Carter Capps (RP - SEA): The Mariners have indicated they're giving Tom Wilhelmsen a slight break from the closer's role given his recent struggles. The Mariners are likely to go by committee but the "closer of the future" tag has been placed on Carter Capps ever since the spring. Capps had his first appearance (in a low pressure situation) since Wilhelmsen's demotion and he "responded" by serving up 2 solo HR's and allowing those 2 ER's in his one inning of work. The outing was indicative of Capps one big weakness which is the long-ball. He's served up 2.17 HR/9 on the year despite posting a 10.86 K/9 and just 2.17 BB/9. While he has big-time velocity (95.3 mph avg FB) his fastball is pretty straight and he really relies on a wipe-out slider to miss bats. His minor league track record indicates there isn't much reason for worry around the HR's and pitching in SAFECO you'd think those issues would be mitigated some. Relievers are almost always dealing in small samples, so the most likely result is that the HR-prone tendencies early on this year will regress over time. From a skills perspective, Capps is pretty clearly the most talented/healthy reliever in the Mariners pen and the biggest threat long-term to Wilhelmsen's role.

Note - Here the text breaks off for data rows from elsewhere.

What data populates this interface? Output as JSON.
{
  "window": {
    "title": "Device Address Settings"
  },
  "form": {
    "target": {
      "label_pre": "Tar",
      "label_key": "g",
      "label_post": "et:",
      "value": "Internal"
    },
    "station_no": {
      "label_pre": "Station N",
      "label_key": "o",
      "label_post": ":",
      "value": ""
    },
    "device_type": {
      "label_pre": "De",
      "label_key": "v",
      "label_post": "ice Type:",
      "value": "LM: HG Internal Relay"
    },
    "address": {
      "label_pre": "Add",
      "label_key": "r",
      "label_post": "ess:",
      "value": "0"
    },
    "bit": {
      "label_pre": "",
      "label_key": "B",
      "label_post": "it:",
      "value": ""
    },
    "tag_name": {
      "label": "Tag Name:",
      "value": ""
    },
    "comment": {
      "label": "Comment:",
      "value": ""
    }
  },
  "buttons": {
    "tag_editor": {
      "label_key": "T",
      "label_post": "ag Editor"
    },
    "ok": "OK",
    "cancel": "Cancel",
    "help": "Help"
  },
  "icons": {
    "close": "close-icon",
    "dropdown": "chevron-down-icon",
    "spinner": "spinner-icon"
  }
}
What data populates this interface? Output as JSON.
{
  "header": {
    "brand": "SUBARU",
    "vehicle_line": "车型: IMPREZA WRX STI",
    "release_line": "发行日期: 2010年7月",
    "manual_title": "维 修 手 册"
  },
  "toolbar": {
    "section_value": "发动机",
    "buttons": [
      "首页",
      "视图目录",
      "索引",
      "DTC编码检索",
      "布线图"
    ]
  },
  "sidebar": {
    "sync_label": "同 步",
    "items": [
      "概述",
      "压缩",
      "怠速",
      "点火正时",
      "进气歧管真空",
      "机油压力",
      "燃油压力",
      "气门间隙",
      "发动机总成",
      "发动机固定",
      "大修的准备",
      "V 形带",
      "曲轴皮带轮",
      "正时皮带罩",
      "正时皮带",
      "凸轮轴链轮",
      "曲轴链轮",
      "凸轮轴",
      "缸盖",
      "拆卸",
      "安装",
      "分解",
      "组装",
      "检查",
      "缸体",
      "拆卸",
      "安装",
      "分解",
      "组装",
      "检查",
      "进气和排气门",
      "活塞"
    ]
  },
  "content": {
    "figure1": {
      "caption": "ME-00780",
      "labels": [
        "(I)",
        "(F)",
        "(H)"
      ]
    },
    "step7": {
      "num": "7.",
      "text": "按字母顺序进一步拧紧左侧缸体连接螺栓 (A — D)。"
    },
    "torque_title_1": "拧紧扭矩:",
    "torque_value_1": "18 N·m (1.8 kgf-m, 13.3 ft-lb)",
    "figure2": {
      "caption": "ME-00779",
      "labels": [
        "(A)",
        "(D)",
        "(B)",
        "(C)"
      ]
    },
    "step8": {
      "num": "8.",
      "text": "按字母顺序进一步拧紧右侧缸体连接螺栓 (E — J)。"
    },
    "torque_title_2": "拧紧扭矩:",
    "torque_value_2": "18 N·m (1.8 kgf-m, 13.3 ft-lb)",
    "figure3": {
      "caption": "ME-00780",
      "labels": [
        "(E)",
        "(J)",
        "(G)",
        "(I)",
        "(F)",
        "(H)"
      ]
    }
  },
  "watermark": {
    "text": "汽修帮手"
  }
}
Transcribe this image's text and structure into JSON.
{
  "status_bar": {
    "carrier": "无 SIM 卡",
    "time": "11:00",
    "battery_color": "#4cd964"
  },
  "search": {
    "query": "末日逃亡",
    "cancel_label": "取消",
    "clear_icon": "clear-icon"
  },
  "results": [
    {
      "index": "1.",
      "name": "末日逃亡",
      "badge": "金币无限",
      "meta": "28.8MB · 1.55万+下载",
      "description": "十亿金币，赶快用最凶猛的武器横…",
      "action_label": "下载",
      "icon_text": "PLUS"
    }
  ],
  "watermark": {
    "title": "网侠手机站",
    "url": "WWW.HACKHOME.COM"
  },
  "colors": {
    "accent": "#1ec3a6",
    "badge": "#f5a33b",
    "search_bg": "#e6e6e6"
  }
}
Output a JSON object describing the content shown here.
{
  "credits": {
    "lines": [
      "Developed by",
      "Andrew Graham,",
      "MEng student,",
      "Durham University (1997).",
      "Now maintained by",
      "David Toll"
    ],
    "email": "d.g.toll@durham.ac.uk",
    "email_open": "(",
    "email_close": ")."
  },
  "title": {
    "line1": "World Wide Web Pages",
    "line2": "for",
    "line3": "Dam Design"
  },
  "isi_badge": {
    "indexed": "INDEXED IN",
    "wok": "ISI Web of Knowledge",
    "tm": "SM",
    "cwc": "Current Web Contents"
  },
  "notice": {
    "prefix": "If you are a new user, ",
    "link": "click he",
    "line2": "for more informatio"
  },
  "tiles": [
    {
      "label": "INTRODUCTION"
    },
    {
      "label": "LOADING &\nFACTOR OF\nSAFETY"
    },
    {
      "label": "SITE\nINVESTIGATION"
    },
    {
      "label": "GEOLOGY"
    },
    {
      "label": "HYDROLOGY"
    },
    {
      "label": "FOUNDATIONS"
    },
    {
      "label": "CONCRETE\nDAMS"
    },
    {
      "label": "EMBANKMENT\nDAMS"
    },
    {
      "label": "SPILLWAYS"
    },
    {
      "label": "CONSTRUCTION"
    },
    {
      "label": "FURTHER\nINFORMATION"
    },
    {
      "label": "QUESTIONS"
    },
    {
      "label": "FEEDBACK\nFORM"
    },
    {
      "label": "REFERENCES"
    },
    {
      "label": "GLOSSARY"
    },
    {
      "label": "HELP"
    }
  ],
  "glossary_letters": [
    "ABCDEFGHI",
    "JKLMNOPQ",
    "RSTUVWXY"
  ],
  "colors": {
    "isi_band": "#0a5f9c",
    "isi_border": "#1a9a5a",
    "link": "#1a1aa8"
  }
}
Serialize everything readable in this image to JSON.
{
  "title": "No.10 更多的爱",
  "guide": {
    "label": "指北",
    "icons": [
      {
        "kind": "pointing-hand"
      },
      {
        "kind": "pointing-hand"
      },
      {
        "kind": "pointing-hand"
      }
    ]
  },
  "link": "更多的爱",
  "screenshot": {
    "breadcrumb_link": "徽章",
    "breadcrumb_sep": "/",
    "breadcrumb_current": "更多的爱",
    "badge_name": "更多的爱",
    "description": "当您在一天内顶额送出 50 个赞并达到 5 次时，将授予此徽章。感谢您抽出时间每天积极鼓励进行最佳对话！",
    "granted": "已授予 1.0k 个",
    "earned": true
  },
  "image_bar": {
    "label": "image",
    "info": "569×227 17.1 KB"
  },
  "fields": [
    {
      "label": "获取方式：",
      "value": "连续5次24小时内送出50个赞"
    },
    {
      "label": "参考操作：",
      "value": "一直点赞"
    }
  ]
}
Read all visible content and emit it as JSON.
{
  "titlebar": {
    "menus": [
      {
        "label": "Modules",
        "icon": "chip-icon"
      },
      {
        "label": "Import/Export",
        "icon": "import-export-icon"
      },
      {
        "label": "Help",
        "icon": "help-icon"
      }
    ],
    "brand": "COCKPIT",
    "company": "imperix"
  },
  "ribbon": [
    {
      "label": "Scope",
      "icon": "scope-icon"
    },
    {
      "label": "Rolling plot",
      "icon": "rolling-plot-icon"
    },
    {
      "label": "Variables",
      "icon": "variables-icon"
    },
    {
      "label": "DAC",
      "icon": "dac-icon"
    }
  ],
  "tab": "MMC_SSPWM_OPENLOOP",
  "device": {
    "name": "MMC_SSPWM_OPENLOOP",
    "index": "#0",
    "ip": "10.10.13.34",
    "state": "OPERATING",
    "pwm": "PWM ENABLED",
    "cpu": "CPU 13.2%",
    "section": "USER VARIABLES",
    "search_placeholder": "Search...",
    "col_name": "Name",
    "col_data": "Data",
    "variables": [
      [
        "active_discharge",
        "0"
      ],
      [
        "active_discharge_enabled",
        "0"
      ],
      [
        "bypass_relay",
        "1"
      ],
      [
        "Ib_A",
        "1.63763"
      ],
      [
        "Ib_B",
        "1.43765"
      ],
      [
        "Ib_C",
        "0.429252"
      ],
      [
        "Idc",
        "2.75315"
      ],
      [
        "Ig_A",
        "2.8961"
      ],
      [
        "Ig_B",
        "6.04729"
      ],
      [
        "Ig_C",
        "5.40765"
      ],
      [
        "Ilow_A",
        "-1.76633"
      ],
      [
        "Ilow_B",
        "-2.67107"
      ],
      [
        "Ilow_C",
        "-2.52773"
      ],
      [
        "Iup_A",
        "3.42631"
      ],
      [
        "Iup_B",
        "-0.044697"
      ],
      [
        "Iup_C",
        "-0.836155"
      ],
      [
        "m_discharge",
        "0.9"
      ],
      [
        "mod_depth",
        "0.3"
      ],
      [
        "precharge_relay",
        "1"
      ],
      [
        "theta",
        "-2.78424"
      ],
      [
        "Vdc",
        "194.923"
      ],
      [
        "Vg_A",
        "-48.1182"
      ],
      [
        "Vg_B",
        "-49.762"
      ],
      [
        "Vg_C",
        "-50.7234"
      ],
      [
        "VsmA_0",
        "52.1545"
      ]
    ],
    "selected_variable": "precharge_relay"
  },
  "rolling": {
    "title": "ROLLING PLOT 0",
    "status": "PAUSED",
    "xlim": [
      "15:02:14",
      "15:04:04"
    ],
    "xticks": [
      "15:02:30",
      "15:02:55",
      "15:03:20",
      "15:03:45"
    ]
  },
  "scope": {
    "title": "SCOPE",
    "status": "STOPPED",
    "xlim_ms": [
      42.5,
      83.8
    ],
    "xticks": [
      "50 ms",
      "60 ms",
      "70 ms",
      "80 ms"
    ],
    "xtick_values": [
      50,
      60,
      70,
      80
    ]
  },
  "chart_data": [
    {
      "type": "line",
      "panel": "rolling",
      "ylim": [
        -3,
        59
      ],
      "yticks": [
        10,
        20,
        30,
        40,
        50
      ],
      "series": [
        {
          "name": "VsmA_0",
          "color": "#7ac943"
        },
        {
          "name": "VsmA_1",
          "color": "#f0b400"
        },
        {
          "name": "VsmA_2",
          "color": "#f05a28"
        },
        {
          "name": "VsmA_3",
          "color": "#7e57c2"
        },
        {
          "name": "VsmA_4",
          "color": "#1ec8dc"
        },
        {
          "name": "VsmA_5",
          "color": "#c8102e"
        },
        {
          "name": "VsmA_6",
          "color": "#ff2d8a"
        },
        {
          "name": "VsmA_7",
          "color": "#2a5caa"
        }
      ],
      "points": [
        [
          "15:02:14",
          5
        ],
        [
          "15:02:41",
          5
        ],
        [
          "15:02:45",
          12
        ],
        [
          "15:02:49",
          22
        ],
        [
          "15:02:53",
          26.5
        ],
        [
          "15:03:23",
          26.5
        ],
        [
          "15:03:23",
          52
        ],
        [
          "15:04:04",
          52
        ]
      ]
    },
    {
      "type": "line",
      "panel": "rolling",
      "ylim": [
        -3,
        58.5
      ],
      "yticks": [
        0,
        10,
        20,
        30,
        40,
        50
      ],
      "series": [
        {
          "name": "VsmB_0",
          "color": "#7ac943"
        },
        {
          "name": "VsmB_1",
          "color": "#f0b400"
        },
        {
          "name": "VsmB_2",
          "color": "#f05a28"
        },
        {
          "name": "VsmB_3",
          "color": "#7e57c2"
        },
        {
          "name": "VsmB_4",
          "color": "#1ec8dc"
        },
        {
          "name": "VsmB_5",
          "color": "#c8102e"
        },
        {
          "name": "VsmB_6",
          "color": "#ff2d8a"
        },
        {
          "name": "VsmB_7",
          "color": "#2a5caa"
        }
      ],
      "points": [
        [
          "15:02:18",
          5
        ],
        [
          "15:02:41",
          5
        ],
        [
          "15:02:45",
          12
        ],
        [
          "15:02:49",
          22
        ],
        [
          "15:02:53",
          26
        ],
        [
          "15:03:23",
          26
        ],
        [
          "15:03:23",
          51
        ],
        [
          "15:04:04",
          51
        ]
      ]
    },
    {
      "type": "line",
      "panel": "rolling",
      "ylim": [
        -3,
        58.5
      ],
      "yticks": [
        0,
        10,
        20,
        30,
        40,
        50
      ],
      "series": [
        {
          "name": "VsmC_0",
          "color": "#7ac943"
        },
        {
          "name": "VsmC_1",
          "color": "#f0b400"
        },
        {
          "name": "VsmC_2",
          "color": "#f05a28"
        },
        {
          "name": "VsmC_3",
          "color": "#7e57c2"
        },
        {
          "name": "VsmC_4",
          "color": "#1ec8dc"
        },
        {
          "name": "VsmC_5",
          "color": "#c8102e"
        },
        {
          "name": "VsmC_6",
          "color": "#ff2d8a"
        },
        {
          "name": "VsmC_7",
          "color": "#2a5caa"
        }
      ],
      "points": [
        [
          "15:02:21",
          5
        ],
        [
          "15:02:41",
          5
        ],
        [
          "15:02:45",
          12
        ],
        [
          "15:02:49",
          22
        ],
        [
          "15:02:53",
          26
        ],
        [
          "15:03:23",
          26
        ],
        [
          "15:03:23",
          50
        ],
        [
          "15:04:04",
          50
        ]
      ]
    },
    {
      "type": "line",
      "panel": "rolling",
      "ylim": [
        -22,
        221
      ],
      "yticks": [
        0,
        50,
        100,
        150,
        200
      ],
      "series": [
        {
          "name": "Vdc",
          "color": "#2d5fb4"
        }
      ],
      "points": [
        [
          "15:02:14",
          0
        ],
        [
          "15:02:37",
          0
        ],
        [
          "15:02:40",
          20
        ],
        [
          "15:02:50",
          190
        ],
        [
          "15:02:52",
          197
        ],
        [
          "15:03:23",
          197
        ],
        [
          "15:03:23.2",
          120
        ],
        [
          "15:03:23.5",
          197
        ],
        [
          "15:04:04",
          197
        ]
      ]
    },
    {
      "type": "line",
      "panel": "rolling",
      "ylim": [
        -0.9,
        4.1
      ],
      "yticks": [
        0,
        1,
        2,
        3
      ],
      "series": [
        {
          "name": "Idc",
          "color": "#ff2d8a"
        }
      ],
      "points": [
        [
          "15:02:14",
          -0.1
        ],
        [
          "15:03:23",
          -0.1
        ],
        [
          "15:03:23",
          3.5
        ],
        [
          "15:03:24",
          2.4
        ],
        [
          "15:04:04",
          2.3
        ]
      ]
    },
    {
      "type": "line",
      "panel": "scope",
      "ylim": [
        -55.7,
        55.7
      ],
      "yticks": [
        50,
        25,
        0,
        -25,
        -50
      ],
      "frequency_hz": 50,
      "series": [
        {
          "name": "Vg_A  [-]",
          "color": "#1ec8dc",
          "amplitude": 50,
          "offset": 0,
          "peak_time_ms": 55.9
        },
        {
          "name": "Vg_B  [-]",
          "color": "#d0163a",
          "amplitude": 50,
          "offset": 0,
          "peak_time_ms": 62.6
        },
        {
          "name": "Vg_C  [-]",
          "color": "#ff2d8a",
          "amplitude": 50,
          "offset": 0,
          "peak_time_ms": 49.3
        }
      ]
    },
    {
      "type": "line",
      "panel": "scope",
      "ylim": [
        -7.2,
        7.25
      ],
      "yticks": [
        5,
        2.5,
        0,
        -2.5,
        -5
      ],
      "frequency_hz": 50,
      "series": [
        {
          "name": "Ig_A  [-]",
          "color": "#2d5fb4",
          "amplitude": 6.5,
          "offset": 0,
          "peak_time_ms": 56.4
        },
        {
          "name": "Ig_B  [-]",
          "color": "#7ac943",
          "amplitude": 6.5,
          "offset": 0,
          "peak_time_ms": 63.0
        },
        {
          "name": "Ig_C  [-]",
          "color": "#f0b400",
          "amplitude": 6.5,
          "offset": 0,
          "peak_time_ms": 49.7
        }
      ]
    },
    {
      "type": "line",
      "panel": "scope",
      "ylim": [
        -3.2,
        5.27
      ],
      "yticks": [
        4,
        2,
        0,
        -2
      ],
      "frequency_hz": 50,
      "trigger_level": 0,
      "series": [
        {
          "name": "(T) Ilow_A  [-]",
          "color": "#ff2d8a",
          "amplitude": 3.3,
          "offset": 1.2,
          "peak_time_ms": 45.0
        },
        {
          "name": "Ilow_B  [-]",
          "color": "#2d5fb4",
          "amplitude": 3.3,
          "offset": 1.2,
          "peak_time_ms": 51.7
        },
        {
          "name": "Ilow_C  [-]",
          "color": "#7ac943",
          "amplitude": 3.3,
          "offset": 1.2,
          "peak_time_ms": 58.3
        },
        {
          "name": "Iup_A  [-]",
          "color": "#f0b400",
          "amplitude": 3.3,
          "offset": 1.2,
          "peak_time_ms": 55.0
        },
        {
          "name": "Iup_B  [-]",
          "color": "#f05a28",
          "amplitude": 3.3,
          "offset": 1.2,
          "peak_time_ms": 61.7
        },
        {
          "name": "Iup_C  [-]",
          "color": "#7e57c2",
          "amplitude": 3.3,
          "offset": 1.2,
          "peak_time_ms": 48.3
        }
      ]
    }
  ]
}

Wilhelmsen's drop-off this year is a bit confounding given so much of it has come from his K Rate despite seeing a limited drop-off in his swinging strike rate and his chase rate. Time will tell whether Wilhelmsen can resurrect his value and reclaim the closer's role but Capps has multiple outs to procuring the role this year. If Wilhelmsen struggles an opening is created but if he pitches well enough to rebuild his trade value, Capps could see saves as well. He's a fine hand-cuff option for Wilhelmsen owners and a nice speculative target for those chasing saves.